Problem to work on: For each entry, return the text exactly and omit any image.

Records to use:
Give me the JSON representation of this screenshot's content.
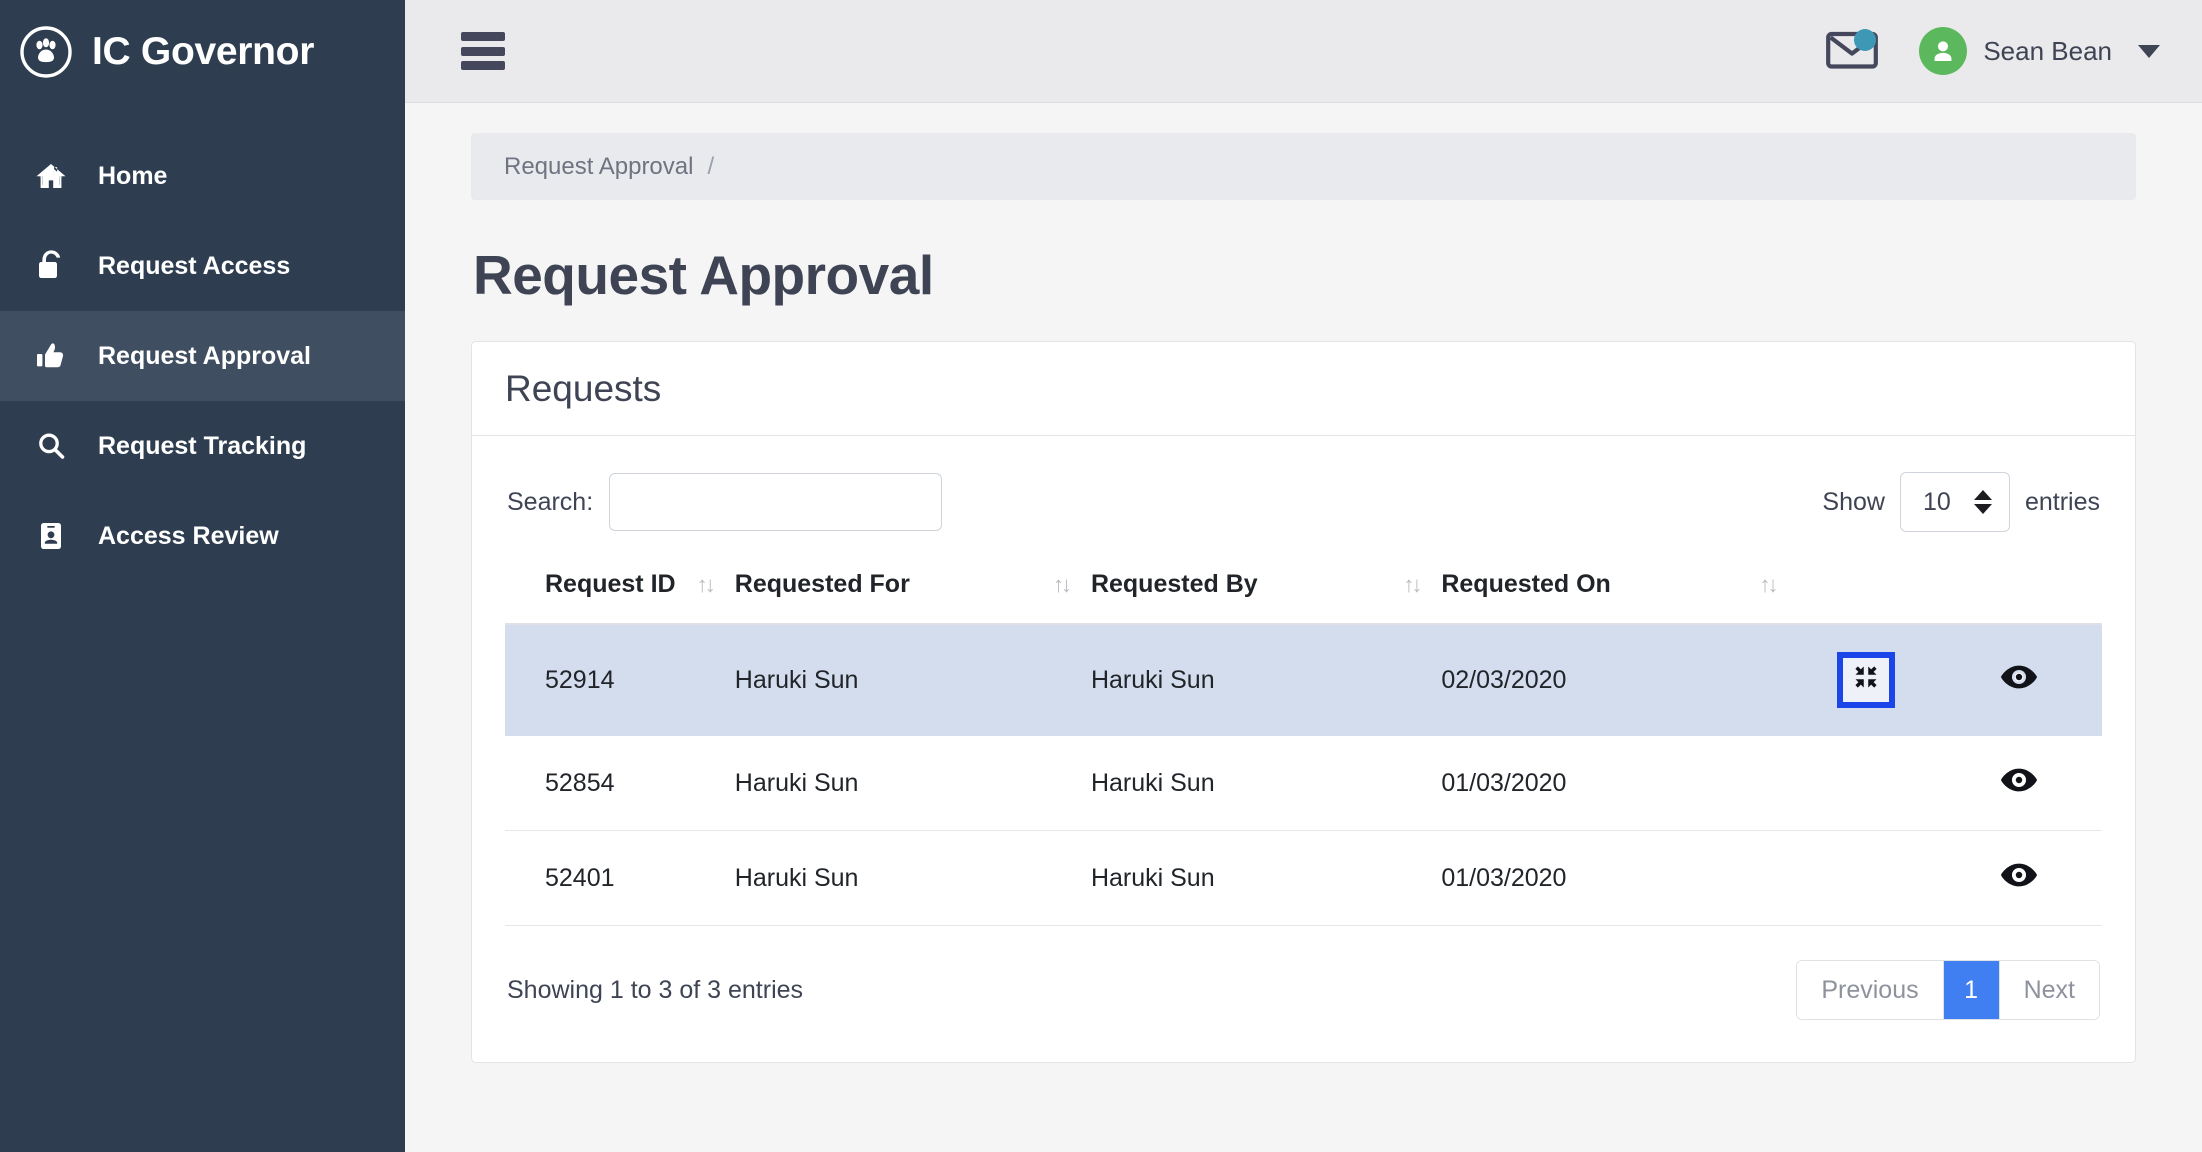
{
  "brand": {
    "title": "IC Governor",
    "logo_icon": "paw-circle-icon"
  },
  "sidebar": {
    "items": [
      {
        "label": "Home",
        "icon": "home-icon",
        "active": false
      },
      {
        "label": "Request Access",
        "icon": "unlock-icon",
        "active": false
      },
      {
        "label": "Request Approval",
        "icon": "thumbs-up-icon",
        "active": true
      },
      {
        "label": "Request Tracking",
        "icon": "search-icon",
        "active": false
      },
      {
        "label": "Access Review",
        "icon": "id-badge-icon",
        "active": false
      }
    ]
  },
  "topbar": {
    "menu_toggle_icon": "hamburger-icon",
    "mail_icon": "envelope-icon",
    "mail_has_notification": true,
    "notification_dot_color": "#3d98b5",
    "avatar_icon": "user-icon",
    "avatar_color": "#5cb85c",
    "user_name": "Sean Bean",
    "caret_icon": "caret-down-icon"
  },
  "breadcrumb": {
    "items": [
      "Request Approval"
    ],
    "separator": "/"
  },
  "page": {
    "title": "Request Approval"
  },
  "card": {
    "title": "Requests"
  },
  "datatable": {
    "search_label": "Search:",
    "search_value": "",
    "search_placeholder": "",
    "length_prefix": "Show",
    "length_value": "10",
    "length_suffix": "entries",
    "sort_icon": "↑↓",
    "columns": [
      {
        "key": "request_id",
        "label": "Request ID",
        "sortable": true
      },
      {
        "key": "requested_for",
        "label": "Requested For",
        "sortable": true
      },
      {
        "key": "requested_by",
        "label": "Requested By",
        "sortable": true
      },
      {
        "key": "requested_on",
        "label": "Requested On",
        "sortable": true
      },
      {
        "key": "action",
        "label": "",
        "sortable": false
      },
      {
        "key": "view",
        "label": "",
        "sortable": false
      }
    ],
    "rows": [
      {
        "request_id": "52914",
        "requested_for": "Haruki Sun",
        "requested_by": "Haruki Sun",
        "requested_on": "02/03/2020",
        "selected": true,
        "action_icon": "compress-arrows-icon",
        "action_focused": true,
        "view_icon": "eye-icon"
      },
      {
        "request_id": "52854",
        "requested_for": "Haruki Sun",
        "requested_by": "Haruki Sun",
        "requested_on": "01/03/2020",
        "selected": false,
        "action_icon": null,
        "action_focused": false,
        "view_icon": "eye-icon"
      },
      {
        "request_id": "52401",
        "requested_for": "Haruki Sun",
        "requested_by": "Haruki Sun",
        "requested_on": "01/03/2020",
        "selected": false,
        "action_icon": null,
        "action_focused": false,
        "view_icon": "eye-icon"
      }
    ],
    "info_text": "Showing 1 to 3 of 3 entries",
    "pagination": {
      "previous_label": "Previous",
      "next_label": "Next",
      "pages": [
        "1"
      ],
      "active_page": "1",
      "active_color": "#3f7ff2"
    }
  },
  "colors": {
    "sidebar_bg": "#2e3e50",
    "sidebar_active_bg": "#3f4e61",
    "topbar_bg": "#eaeaec",
    "page_bg": "#f5f5f6",
    "breadcrumb_bg": "#e9eaee",
    "row_selected_bg": "#d3ddee",
    "focus_outline": "#1b45e8",
    "text": "#3f4454"
  }
}
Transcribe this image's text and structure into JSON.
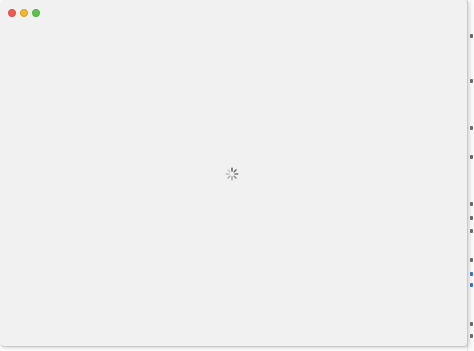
{
  "window": {
    "controls": [
      "close",
      "minimize",
      "zoom"
    ],
    "colors": {
      "close": "#ee5b56",
      "minimize": "#f3b634",
      "zoom": "#5fc54a",
      "background": "#f1f1f1"
    }
  },
  "content": {
    "state": "loading",
    "indicator_icon": "spinner-icon"
  }
}
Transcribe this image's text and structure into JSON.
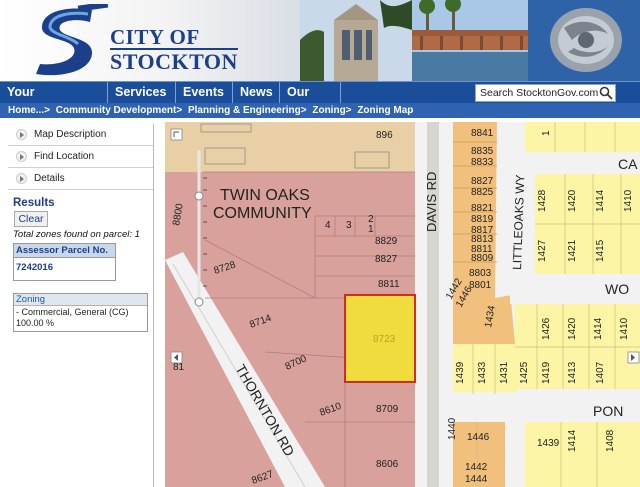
{
  "header": {
    "logo_line1": "CITY OF",
    "logo_line2": "STOCKTON"
  },
  "nav": {
    "items": [
      {
        "label": "Your Government"
      },
      {
        "label": "Services"
      },
      {
        "label": "Events"
      },
      {
        "label": "News"
      },
      {
        "label": "Our City"
      }
    ],
    "search_placeholder": "Search StocktonGov.com"
  },
  "breadcrumb": [
    "Home...>",
    "Community Development>",
    "Planning & Engineering>",
    "Zoning>",
    "Zoning Map"
  ],
  "sidebar": {
    "sections": [
      {
        "label": "Map Description"
      },
      {
        "label": "Find Location"
      },
      {
        "label": "Details"
      }
    ],
    "results_title": "Results",
    "clear_label": "Clear",
    "total_zones": "Total zones found on parcel: 1",
    "apn_header": "Assessor Parcel No.",
    "apn_value": "7242016",
    "zoning_header": "Zoning",
    "zoning_line1": "- Commercial, General (CG)",
    "zoning_line2": "100.00 %"
  },
  "map": {
    "community_label_1": "TWIN OAKS",
    "community_label_2": "COMMUNITY",
    "road_davis": "DAVIS RD",
    "road_thornton": "THORNTON RD",
    "road_littleoaks": "LITTLEOAKS WY",
    "street_ca": "CA",
    "street_wo": "WO",
    "street_pon": "PON",
    "selected_parcel": "8723",
    "parcels_left": [
      "896",
      "8829",
      "8827",
      "8811",
      "8728",
      "8714",
      "8700",
      "8610",
      "8709",
      "8606",
      "8627",
      "8800",
      "81",
      "4",
      "3",
      "2",
      "1"
    ],
    "parcels_right": [
      "8841",
      "8835",
      "8833",
      "8827",
      "8825",
      "8821",
      "8819",
      "8817",
      "8813",
      "8811",
      "8809",
      "8803",
      "8801"
    ],
    "colors": {
      "commercial": "#d9a19c",
      "residential": "#fbf5a5",
      "multi_family": "#f2c07d",
      "selected": "#f0dc3c",
      "selected_border": "#d42b1e",
      "road": "#f2f2f2",
      "nav_blue": "#1a4e9b"
    }
  }
}
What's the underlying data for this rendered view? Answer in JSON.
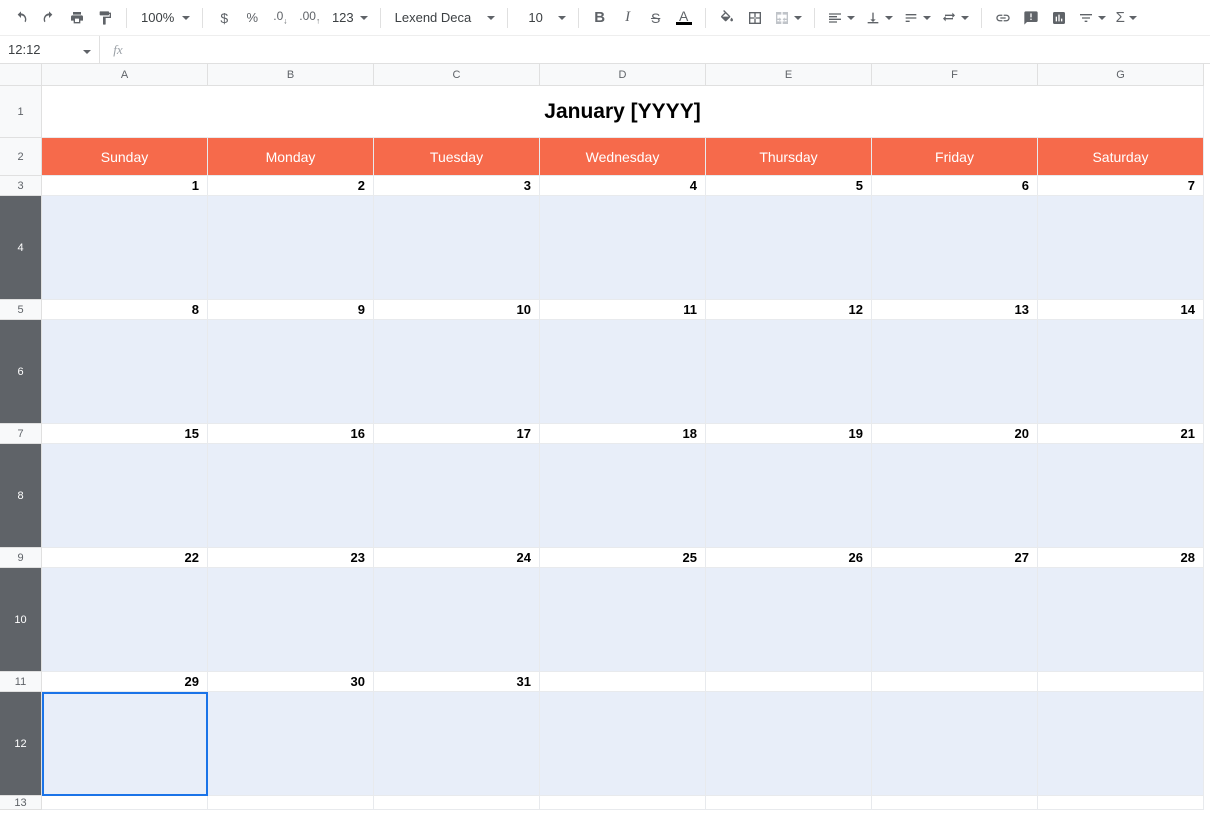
{
  "toolbar": {
    "zoom": "100%",
    "font_name": "Lexend Deca",
    "font_size": "10",
    "number_fmt_label": "123"
  },
  "namebox": {
    "value": "12:12"
  },
  "formula_bar": {
    "fx_label": "fx",
    "value": ""
  },
  "columns": [
    "A",
    "B",
    "C",
    "D",
    "E",
    "F",
    "G"
  ],
  "rows": [
    "1",
    "2",
    "3",
    "4",
    "5",
    "6",
    "7",
    "8",
    "9",
    "10",
    "11",
    "12",
    "13"
  ],
  "selected_rows": [
    "4",
    "6",
    "8",
    "10",
    "12"
  ],
  "calendar": {
    "title": "January [YYYY]",
    "day_headers": [
      "Sunday",
      "Monday",
      "Tuesday",
      "Wednesday",
      "Thursday",
      "Friday",
      "Saturday"
    ],
    "weeks": [
      [
        "1",
        "2",
        "3",
        "4",
        "5",
        "6",
        "7"
      ],
      [
        "8",
        "9",
        "10",
        "11",
        "12",
        "13",
        "14"
      ],
      [
        "15",
        "16",
        "17",
        "18",
        "19",
        "20",
        "21"
      ],
      [
        "22",
        "23",
        "24",
        "25",
        "26",
        "27",
        "28"
      ],
      [
        "29",
        "30",
        "31",
        "",
        "",
        "",
        ""
      ]
    ]
  },
  "colors": {
    "accent": "#f66a4b",
    "selection": "#1a73e8",
    "body_fill": "#e8eef9"
  }
}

Finished exercise:
Give me the JSON representation of this screenshot's content.
{
  "brand": {
    "title": "IC Governor",
    "logo_icon": "paw-circle-icon"
  },
  "sidebar": {
    "items": [
      {
        "label": "Home",
        "icon": "home-icon",
        "active": false
      },
      {
        "label": "Request Access",
        "icon": "unlock-icon",
        "active": false
      },
      {
        "label": "Request Approval",
        "icon": "thumbs-up-icon",
        "active": true
      },
      {
        "label": "Request Tracking",
        "icon": "search-icon",
        "active": false
      },
      {
        "label": "Access Review",
        "icon": "id-badge-icon",
        "active": false
      }
    ]
  },
  "topbar": {
    "menu_toggle_icon": "hamburger-icon",
    "mail_icon": "envelope-icon",
    "mail_has_notification": true,
    "notification_dot_color": "#3d98b5",
    "avatar_icon": "user-icon",
    "avatar_color": "#5cb85c",
    "user_name": "Sean Bean",
    "caret_icon": "caret-down-icon"
  },
  "breadcrumb": {
    "items": [
      "Request Approval"
    ],
    "separator": "/"
  },
  "page": {
    "title": "Request Approval"
  },
  "card": {
    "title": "Requests"
  },
  "datatable": {
    "search_label": "Search:",
    "search_value": "",
    "search_placeholder": "",
    "length_prefix": "Show",
    "length_value": "10",
    "length_suffix": "entries",
    "sort_icon": "↑↓",
    "columns": [
      {
        "key": "request_id",
        "label": "Request ID",
        "sortable": true
      },
      {
        "key": "requested_for",
        "label": "Requested For",
        "sortable": true
      },
      {
        "key": "requested_by",
        "label": "Requested By",
        "sortable": true
      },
      {
        "key": "requested_on",
        "label": "Requested On",
        "sortable": true
      },
      {
        "key": "action",
        "label": "",
        "sortable": false
      },
      {
        "key": "view",
        "label": "",
        "sortable": false
      }
    ],
    "rows": [
      {
        "request_id": "52914",
        "requested_for": "Haruki Sun",
        "requested_by": "Haruki Sun",
        "requested_on": "02/03/2020",
        "selected": true,
        "action_icon": "compress-arrows-icon",
        "action_focused": true,
        "view_icon": "eye-icon"
      },
      {
        "request_id": "52854",
        "requested_for": "Haruki Sun",
        "requested_by": "Haruki Sun",
        "requested_on": "01/03/2020",
        "selected": false,
        "action_icon": null,
        "action_focused": false,
        "view_icon": "eye-icon"
      },
      {
        "request_id": "52401",
        "requested_for": "Haruki Sun",
        "requested_by": "Haruki Sun",
        "requested_on": "01/03/2020",
        "selected": false,
        "action_icon": null,
        "action_focused": false,
        "view_icon": "eye-icon"
      }
    ],
    "info_text": "Showing 1 to 3 of 3 entries",
    "pagination": {
      "previous_label": "Previous",
      "next_label": "Next",
      "pages": [
        "1"
      ],
      "active_page": "1",
      "active_color": "#3f7ff2"
    }
  },
  "colors": {
    "sidebar_bg": "#2e3e50",
    "sidebar_active_bg": "#3f4e61",
    "topbar_bg": "#eaeaec",
    "page_bg": "#f5f5f6",
    "breadcrumb_bg": "#e9eaee",
    "row_selected_bg": "#d3ddee",
    "focus_outline": "#1b45e8",
    "text": "#3f4454"
  }
}
Transcribe this image's text and structure into JSON.
{
  "window": {
    "controls": [
      "close",
      "minimize",
      "zoom"
    ],
    "colors": {
      "close": "#ee5b56",
      "minimize": "#f3b634",
      "zoom": "#5fc54a",
      "background": "#f1f1f1"
    }
  },
  "content": {
    "state": "loading",
    "indicator_icon": "spinner-icon"
  }
}
Transcribe this image's text and structure into JSON.
{
  "header": {
    "logo_line1": "CITY OF",
    "logo_line2": "STOCKTON"
  },
  "nav": {
    "items": [
      {
        "label": "Your Government"
      },
      {
        "label": "Services"
      },
      {
        "label": "Events"
      },
      {
        "label": "News"
      },
      {
        "label": "Our City"
      }
    ],
    "search_placeholder": "Search StocktonGov.com"
  },
  "breadcrumb": [
    "Home...>",
    "Community Development>",
    "Planning & Engineering>",
    "Zoning>",
    "Zoning Map"
  ],
  "sidebar": {
    "sections": [
      {
        "label": "Map Description"
      },
      {
        "label": "Find Location"
      },
      {
        "label": "Details"
      }
    ],
    "results_title": "Results",
    "clear_label": "Clear",
    "total_zones": "Total zones found on parcel: 1",
    "apn_header": "Assessor Parcel No.",
    "apn_value": "7242016",
    "zoning_header": "Zoning",
    "zoning_line1": "- Commercial, General (CG)",
    "zoning_line2": "100.00 %"
  },
  "map": {
    "community_label_1": "TWIN OAKS",
    "community_label_2": "COMMUNITY",
    "road_davis": "DAVIS RD",
    "road_thornton": "THORNTON RD",
    "road_littleoaks": "LITTLEOAKS WY",
    "street_ca": "CA",
    "street_wo": "WO",
    "street_pon": "PON",
    "selected_parcel": "8723",
    "parcels_left": [
      "896",
      "8829",
      "8827",
      "8811",
      "8728",
      "8714",
      "8700",
      "8610",
      "8709",
      "8606",
      "8627",
      "8800",
      "81",
      "4",
      "3",
      "2",
      "1"
    ],
    "parcels_right": [
      "8841",
      "8835",
      "8833",
      "8827",
      "8825",
      "8821",
      "8819",
      "8817",
      "8813",
      "8811",
      "8809",
      "8803",
      "8801"
    ],
    "colors": {
      "commercial": "#d9a19c",
      "residential": "#fbf5a5",
      "multi_family": "#f2c07d",
      "selected": "#f0dc3c",
      "selected_border": "#d42b1e",
      "road": "#f2f2f2",
      "nav_blue": "#1a4e9b"
    }
  }
}
What's the underlying data for this rendered view? Answer in JSON.
{
  "toolbar": {
    "zoom": "100%",
    "font_name": "Lexend Deca",
    "font_size": "10",
    "number_fmt_label": "123"
  },
  "namebox": {
    "value": "12:12"
  },
  "formula_bar": {
    "fx_label": "fx",
    "value": ""
  },
  "columns": [
    "A",
    "B",
    "C",
    "D",
    "E",
    "F",
    "G"
  ],
  "rows": [
    "1",
    "2",
    "3",
    "4",
    "5",
    "6",
    "7",
    "8",
    "9",
    "10",
    "11",
    "12",
    "13"
  ],
  "selected_rows": [
    "4",
    "6",
    "8",
    "10",
    "12"
  ],
  "calendar": {
    "title": "January [YYYY]",
    "day_headers": [
      "Sunday",
      "Monday",
      "Tuesday",
      "Wednesday",
      "Thursday",
      "Friday",
      "Saturday"
    ],
    "weeks": [
      [
        "1",
        "2",
        "3",
        "4",
        "5",
        "6",
        "7"
      ],
      [
        "8",
        "9",
        "10",
        "11",
        "12",
        "13",
        "14"
      ],
      [
        "15",
        "16",
        "17",
        "18",
        "19",
        "20",
        "21"
      ],
      [
        "22",
        "23",
        "24",
        "25",
        "26",
        "27",
        "28"
      ],
      [
        "29",
        "30",
        "31",
        "",
        "",
        "",
        ""
      ]
    ]
  },
  "colors": {
    "accent": "#f66a4b",
    "selection": "#1a73e8",
    "body_fill": "#e8eef9"
  }
}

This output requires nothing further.